In Seoul he won his heat in 45.93 secs and was second in his quarter final in 44.96. The semis delivered a third placing and a fine personal best of 44.38. Once again Darren ran a superb race in the final but alas he was again fourth – this time in 44.55 secs behind three Americans. The men’s 4x400 metres team again managed to make the final and ran a solid 3.02.49 for sixth. The team comprised of Rob Ballard, Mark Garner, Miles Murphy who were anchored by Darren in 44.51.
In a seemingly rare Nationals appearance, Darren won 200 and 400 metres in Brisbane in 1989 ahead of a solid European tour with good results in Nice and Lausanne.
And then finally some real joy for a super talent was just around the corner. The 1990 Commonwealth Games were close to home in Auckland, New Zealand after winning his heat, quarter final and semi, Darren appeared to be the dominant Commonwealth quarter miler. This time it was confirmed - Darren won that elusive gold in 44.60 secs.
He did not run the relay as he was being saved for the final but sadly the team was disqualified after winning their heat for a changeover infraction – one of a number of teams to incur the wrath of some ‘overzealous’ Kiwi judges.
In 1991 there was a break from athletics and Darren played rugby league with the Balmain Tigers. He also competed in the World Rugby Sevens Tournament.
But the lure of the track was too great and he soon returned and won the 1993 Nationals in Brisbane in 45.65 secs. In the World Indoor Championships in Toronto, Canada there was a bronze medal over the two laps of the board track in 46.45 seconds.
Darren’s last race was in the Sydney Grand Prix in 1994 where he just lost a highly publicised race to Dean Capobianco 45.47 to 45.49 secs.
As 2014 drew to a close, Darren Clark still held the Australian record with the 44.38 seconds he ran in the Seoul Olympics, He retired with personal bests for the 100 metres of 10.43 and 200 metres of 20.49 secs both set in 1983. He represented his country in eight majors and was inducted into the Sport Australia Hall of Fame in 2000.
Paul Jenes OAM

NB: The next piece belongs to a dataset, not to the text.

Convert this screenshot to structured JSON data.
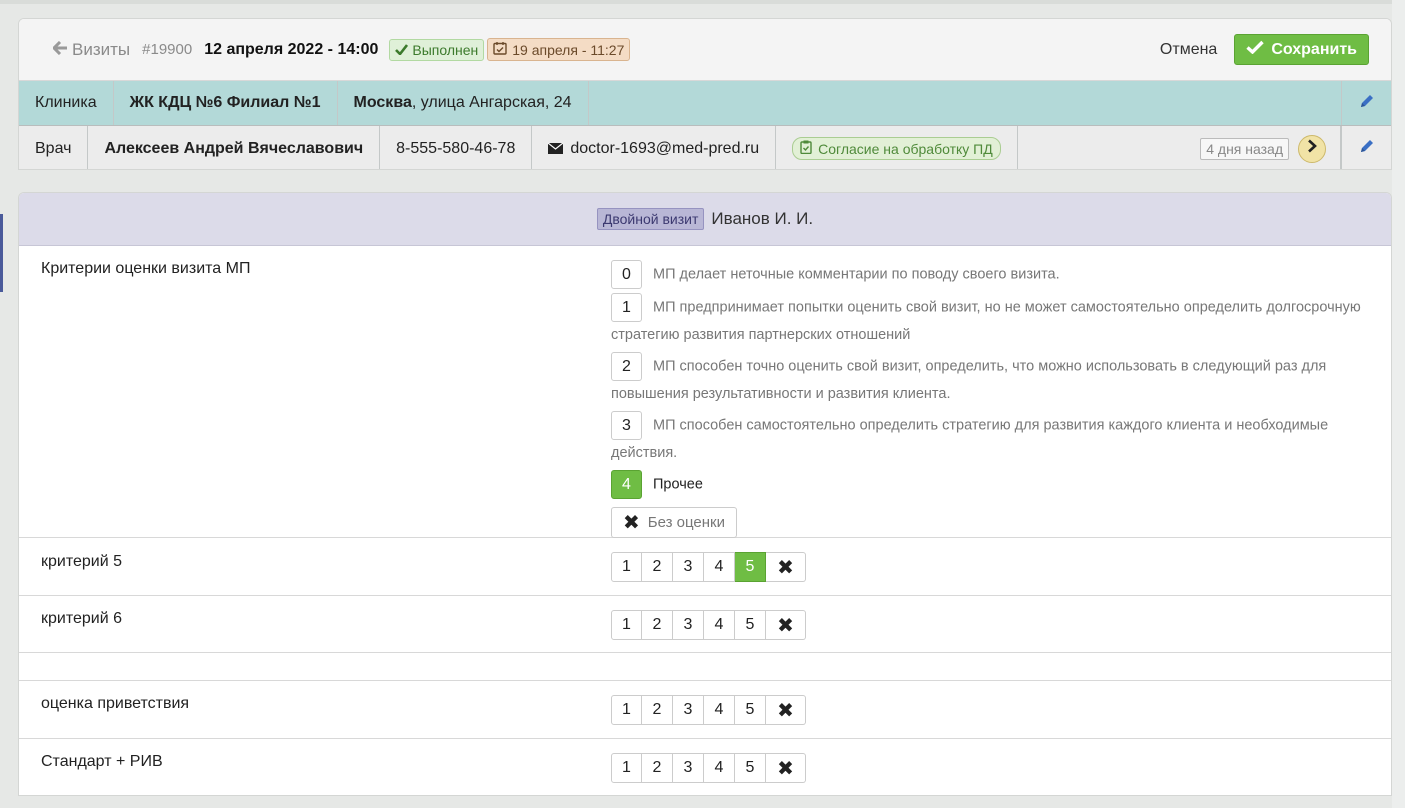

Athletics Australia Statistician
Acknowledgements: Mark Butler, Athletics Statistics Book, London 2012; Mark Butler, IAAF Statistics Book Moscow 2013; Paul Jenes: Fields of Green Lanes of Gold; Mike Hurst; Bob Phillips, Honour of Empire, Glory of Sport, Brian Roe